Website and app data records

■ ■ ■ ■ ■

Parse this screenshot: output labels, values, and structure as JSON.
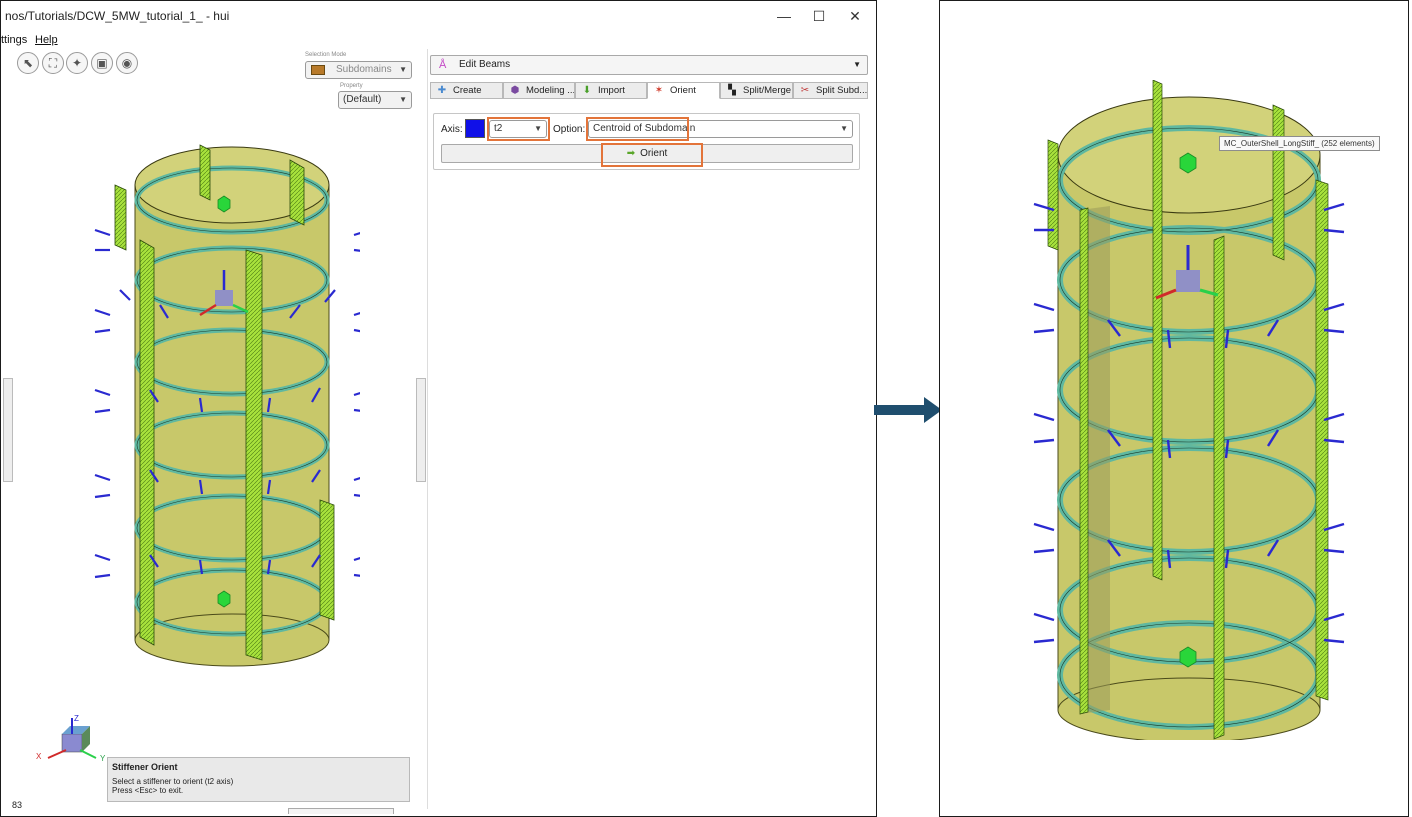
{
  "window": {
    "title": "nos/Tutorials/DCW_5MW_tutorial_1_ - hui",
    "minimize_glyph": "—",
    "maximize_glyph": "☐",
    "close_glyph": "✕"
  },
  "menu": {
    "items": [
      "ttings",
      "Help"
    ]
  },
  "viewport_toolbar": {
    "selection_mode_label": "Selection Mode",
    "selection_mode_value": "Subdomains",
    "property_label": "Property",
    "property_value": "(Default)"
  },
  "help_box": {
    "title": "Stiffener Orient",
    "line1": "Select a stiffener to orient (t2 axis)",
    "line2": "Press <Esc> to exit."
  },
  "status": {
    "counter": "83"
  },
  "axis_triad": {
    "x": "X",
    "y": "Y",
    "z": "Z"
  },
  "panel": {
    "mode_value": "Edit Beams",
    "tabs": [
      {
        "label": "Create",
        "icon": "plus-icon",
        "active": false
      },
      {
        "label": "Modeling ...",
        "icon": "modeling-icon",
        "active": false
      },
      {
        "label": "Import",
        "icon": "import-arrow-icon",
        "active": false
      },
      {
        "label": "Orient",
        "icon": "triad-icon",
        "active": true
      },
      {
        "label": "Split/Merge",
        "icon": "split-merge-icon",
        "active": false
      },
      {
        "label": "Split Subd...",
        "icon": "scissors-icon",
        "active": false
      }
    ],
    "orient": {
      "axis_label": "Axis:",
      "axis_color": "#1010e8",
      "axis_value": "t2",
      "option_label": "Option:",
      "option_value": "Centroid of Subdomain",
      "button_label": "Orient"
    },
    "highlight_color": "#e3743a"
  },
  "right_view": {
    "tooltip": "MC_OuterShell_LongStiff_ (252 elements)"
  },
  "colors": {
    "shell": "#c8c86a",
    "stiffener": "#a8e23c",
    "ring": "#5fb8a0",
    "normal": "#2a2ad0",
    "point": "#29d63a"
  }
}
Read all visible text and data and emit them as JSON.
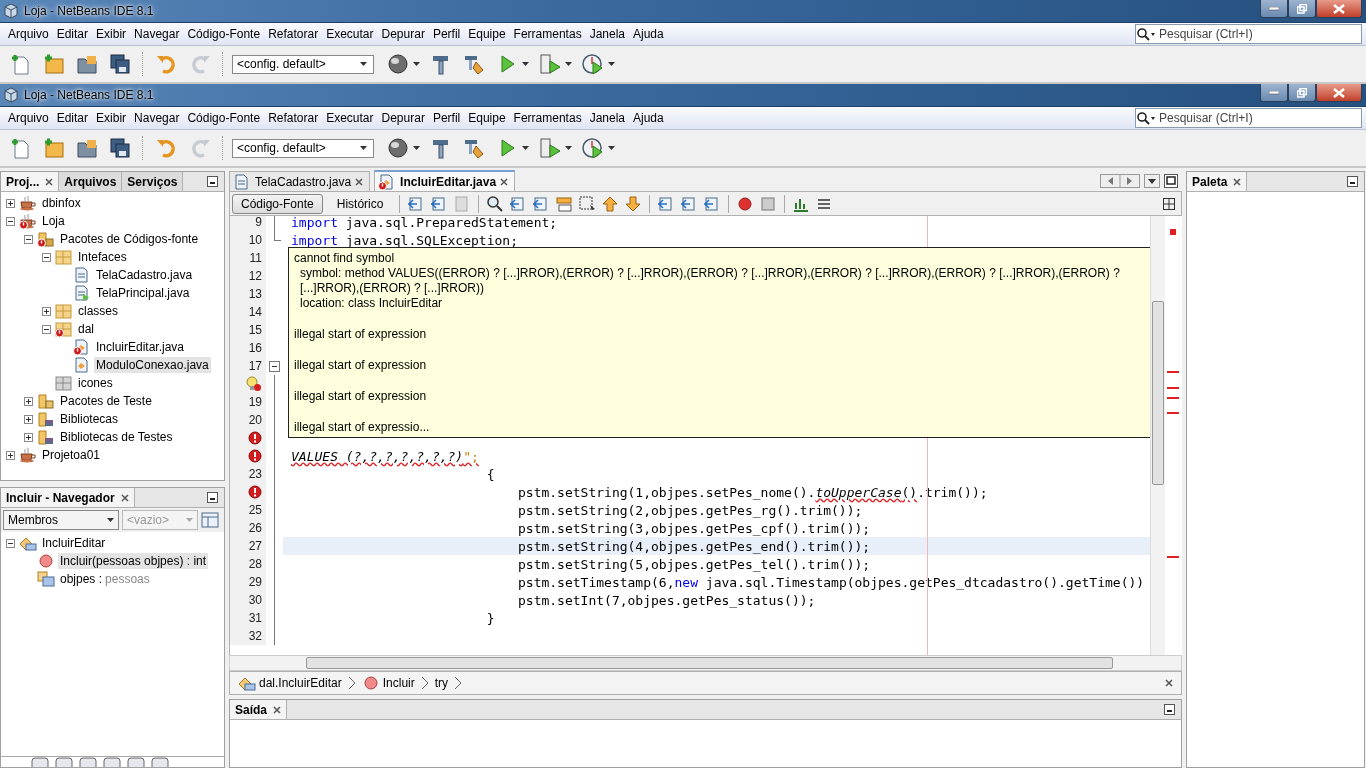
{
  "windows": [
    {
      "title": "Loja - NetBeans IDE 8.1",
      "menu": [
        "Arquivo",
        "Editar",
        "Exibir",
        "Navegar",
        "Código-Fonte",
        "Refatorar",
        "Executar",
        "Depurar",
        "Perfil",
        "Equipe",
        "Ferramentas",
        "Janela",
        "Ajuda"
      ],
      "search": {
        "placeholder": "Pesquisar (Ctrl+I)"
      },
      "toolbar": {
        "config": "<config. default>",
        "buttons": [
          {
            "disabled": false
          },
          {
            "disabled": false
          },
          {
            "disabled": false
          },
          {
            "disabled": false
          },
          {
            "disabled": false
          },
          {
            "disabled": true
          },
          {
            "disabled": false
          },
          {
            "disabled": false
          },
          {
            "disabled": false
          },
          {
            "disabled": false
          },
          {
            "disabled": false
          },
          {
            "disabled": false
          }
        ]
      }
    },
    {
      "title": "Loja - NetBeans IDE 8.1",
      "menu": [
        "Arquivo",
        "Editar",
        "Exibir",
        "Navegar",
        "Código-Fonte",
        "Refatorar",
        "Executar",
        "Depurar",
        "Perfil",
        "Equipe",
        "Ferramentas",
        "Janela",
        "Ajuda"
      ],
      "search": {
        "placeholder": "Pesquisar (Ctrl+I)"
      },
      "toolbar": {
        "config": "<config. default>",
        "buttons": [
          {
            "disabled": false
          },
          {
            "disabled": false
          },
          {
            "disabled": false
          },
          {
            "disabled": false
          },
          {
            "disabled": false
          },
          {
            "disabled": true
          },
          {
            "disabled": false
          },
          {
            "disabled": false
          },
          {
            "disabled": false
          },
          {
            "disabled": false
          },
          {
            "disabled": false
          },
          {
            "disabled": false
          }
        ]
      }
    }
  ],
  "projects_panel": {
    "tabs": [
      {
        "label": "Proj...",
        "selected": true
      },
      {
        "label": "Arquivos",
        "selected": false
      },
      {
        "label": "Serviços",
        "selected": false
      }
    ],
    "tree": [
      {
        "label": "dbinfox",
        "kind": "project",
        "error": false,
        "selected": false,
        "expanded": false
      },
      {
        "label": "Loja",
        "kind": "project",
        "error": true,
        "selected": false,
        "expanded": true,
        "children": [
          {
            "label": "Pacotes de Códigos-fonte",
            "kind": "source-folder",
            "error": true,
            "selected": false,
            "expanded": true,
            "children": [
              {
                "label": "Intefaces",
                "kind": "package",
                "error": false,
                "selected": false,
                "expanded": true,
                "children": [
                  {
                    "label": "TelaCadastro.java",
                    "kind": "form-file",
                    "error": false,
                    "selected": false
                  },
                  {
                    "label": "TelaPrincipal.java",
                    "kind": "main-form-file",
                    "error": false,
                    "selected": false
                  }
                ]
              },
              {
                "label": "classes",
                "kind": "package",
                "error": false,
                "selected": false,
                "expanded": false
              },
              {
                "label": "dal",
                "kind": "package",
                "error": true,
                "selected": false,
                "expanded": true,
                "children": [
                  {
                    "label": "IncluirEditar.java",
                    "kind": "class-file",
                    "error": true,
                    "selected": false
                  },
                  {
                    "label": "ModuloConexao.java",
                    "kind": "class-file",
                    "error": false,
                    "selected": true
                  }
                ]
              },
              {
                "label": "icones",
                "kind": "empty-package",
                "error": false,
                "selected": false
              }
            ]
          },
          {
            "label": "Pacotes de Teste",
            "kind": "test-folder",
            "error": false,
            "selected": false,
            "expanded": false
          },
          {
            "label": "Bibliotecas",
            "kind": "library",
            "error": false,
            "selected": false,
            "expanded": false
          },
          {
            "label": "Bibliotecas de Testes",
            "kind": "library",
            "error": false,
            "selected": false,
            "expanded": false
          }
        ]
      },
      {
        "label": "Projetoa01",
        "kind": "project",
        "error": false,
        "selected": false,
        "expanded": false
      }
    ]
  },
  "navigator": {
    "title": "Incluir - Navegador",
    "filter": "Membros",
    "scope": {
      "value": "<vazio>",
      "disabled": true
    },
    "tree": [
      {
        "label": "IncluirEditar",
        "kind": "class",
        "selected": false,
        "expanded": true,
        "children": [
          {
            "label": "Incluir(pessoas objpes) : int",
            "kind": "method",
            "selected": true
          },
          {
            "label": "objpes :",
            "type": "pessoas",
            "kind": "field",
            "selected": false
          }
        ]
      }
    ]
  },
  "editor": {
    "tabs": [
      {
        "label": "TelaCadastro.java",
        "selected": false,
        "error": false
      },
      {
        "label": "IncluirEditar.java",
        "selected": true,
        "error": true
      }
    ],
    "views": [
      {
        "label": "Código-Fonte",
        "selected": true
      },
      {
        "label": "Histórico",
        "selected": false
      }
    ],
    "lines": [
      {
        "number": "9",
        "kind": "number",
        "fold_start": false,
        "fold_end": false,
        "highlighted": false,
        "segments": [
          {
            "t": "import",
            "kind": "keyword"
          },
          {
            "t": " java.sql.PreparedStatement;",
            "kind": "plain"
          }
        ]
      },
      {
        "number": "10",
        "kind": "number",
        "fold_start": false,
        "fold_end": true,
        "highlighted": false,
        "segments": [
          {
            "t": "import",
            "kind": "keyword"
          },
          {
            "t": " java.sql.SQLException;",
            "kind": "plain"
          }
        ]
      },
      {
        "number": "11",
        "kind": "number",
        "fold_start": false,
        "fold_end": false,
        "highlighted": false
      },
      {
        "number": "12",
        "kind": "number",
        "fold_start": false,
        "fold_end": false,
        "highlighted": false
      },
      {
        "number": "13",
        "kind": "number",
        "fold_start": false,
        "fold_end": false,
        "highlighted": false
      },
      {
        "number": "14",
        "kind": "number",
        "fold_start": false,
        "fold_end": false,
        "highlighted": false
      },
      {
        "number": "15",
        "kind": "number",
        "fold_start": false,
        "fold_end": false,
        "highlighted": false
      },
      {
        "number": "16",
        "kind": "number",
        "fold_start": false,
        "fold_end": false,
        "highlighted": false
      },
      {
        "number": "17",
        "kind": "number",
        "fold_start": true,
        "fold_end": false,
        "highlighted": false
      },
      {
        "kind": "hint-error",
        "fold_start": false,
        "fold_end": false,
        "highlighted": false
      },
      {
        "number": "19",
        "kind": "number",
        "fold_start": false,
        "fold_end": false,
        "highlighted": false
      },
      {
        "number": "20",
        "kind": "number",
        "fold_start": false,
        "fold_end": false,
        "highlighted": false
      },
      {
        "kind": "error",
        "fold_start": false,
        "fold_end": false,
        "highlighted": false
      },
      {
        "kind": "error",
        "fold_start": false,
        "fold_end": false,
        "highlighted": false,
        "segments": [
          {
            "t": "VALUES (?,?,?,?,?,?,?)",
            "kind": "italic-error"
          },
          {
            "t": "\";",
            "kind": "string-error"
          }
        ]
      },
      {
        "number": "23",
        "kind": "number",
        "fold_start": false,
        "fold_end": false,
        "highlighted": false,
        "segments": [
          {
            "t": "                         {",
            "kind": "plain"
          }
        ]
      },
      {
        "kind": "error",
        "fold_start": false,
        "fold_end": false,
        "highlighted": false,
        "segments": [
          {
            "t": "                             pstm.setString(1,objpes.setPes_nome().",
            "kind": "plain"
          },
          {
            "t": "toUpperCase",
            "kind": "italic-error"
          },
          {
            "t": "()",
            "kind": "error"
          },
          {
            "t": ".trim());",
            "kind": "plain"
          }
        ]
      },
      {
        "number": "25",
        "kind": "number",
        "fold_start": false,
        "fold_end": false,
        "highlighted": false,
        "segments": [
          {
            "t": "                             pstm.setString(2,objpes.getPes_rg().trim());",
            "kind": "plain"
          }
        ]
      },
      {
        "number": "26",
        "kind": "number",
        "fold_start": false,
        "fold_end": false,
        "highlighted": false,
        "segments": [
          {
            "t": "                             pstm.setString(3,objpes.getPes_cpf().trim());",
            "kind": "plain"
          }
        ]
      },
      {
        "number": "27",
        "kind": "number",
        "fold_start": false,
        "fold_end": false,
        "highlighted": true,
        "segments": [
          {
            "t": "                             pstm.setString(4,objpes.getPes_end().trim());",
            "kind": "plain"
          }
        ]
      },
      {
        "number": "28",
        "kind": "number",
        "fold_start": false,
        "fold_end": false,
        "highlighted": false,
        "segments": [
          {
            "t": "                             pstm.setString(5,objpes.getPes_tel().trim());",
            "kind": "plain"
          }
        ]
      },
      {
        "number": "29",
        "kind": "number",
        "fold_start": false,
        "fold_end": false,
        "highlighted": false,
        "segments": [
          {
            "t": "                             pstm.setTimestamp(6,",
            "kind": "plain"
          },
          {
            "t": "new",
            "kind": "keyword"
          },
          {
            "t": " java.sql.Timestamp(objpes.getPes_dtcadastro().getTime())",
            "kind": "plain"
          }
        ]
      },
      {
        "number": "30",
        "kind": "number",
        "fold_start": false,
        "fold_end": false,
        "highlighted": false,
        "segments": [
          {
            "t": "                             pstm.setInt(7,objpes.getPes_status());",
            "kind": "plain"
          }
        ]
      },
      {
        "number": "31",
        "kind": "number",
        "fold_start": false,
        "fold_end": false,
        "highlighted": false,
        "segments": [
          {
            "t": "                         }",
            "kind": "plain"
          }
        ]
      },
      {
        "number": "32",
        "kind": "number",
        "fold_start": false,
        "fold_end": false,
        "highlighted": false
      }
    ],
    "tooltip": [
      [
        "cannot find symbol",
        "symbol:   method VALUES((ERROR) ? [...]RROR),(ERROR) ? [...]RROR),(ERROR) ? [...]RROR),(ERROR) ? [...]RROR),(ERROR) ? [...]RROR),(ERROR) ? [...]RROR),(ERROR) ? [...]RROR))",
        "location: class IncluirEditar"
      ],
      [
        "illegal start of expression"
      ],
      [
        "illegal start of expression"
      ],
      [
        "illegal start of expression"
      ],
      [
        "illegal start of expressio..."
      ]
    ],
    "breadcrumbs": [
      {
        "label": "dal.IncluirEditar",
        "kind": "class"
      },
      {
        "label": "Incluir",
        "kind": "method"
      },
      {
        "label": "try",
        "kind": "block"
      }
    ]
  },
  "output": {
    "title": "Saída"
  },
  "palette": {
    "title": "Paleta"
  }
}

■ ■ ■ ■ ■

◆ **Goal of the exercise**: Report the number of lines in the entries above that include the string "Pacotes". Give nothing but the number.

◆ **Result of this exercise**: 2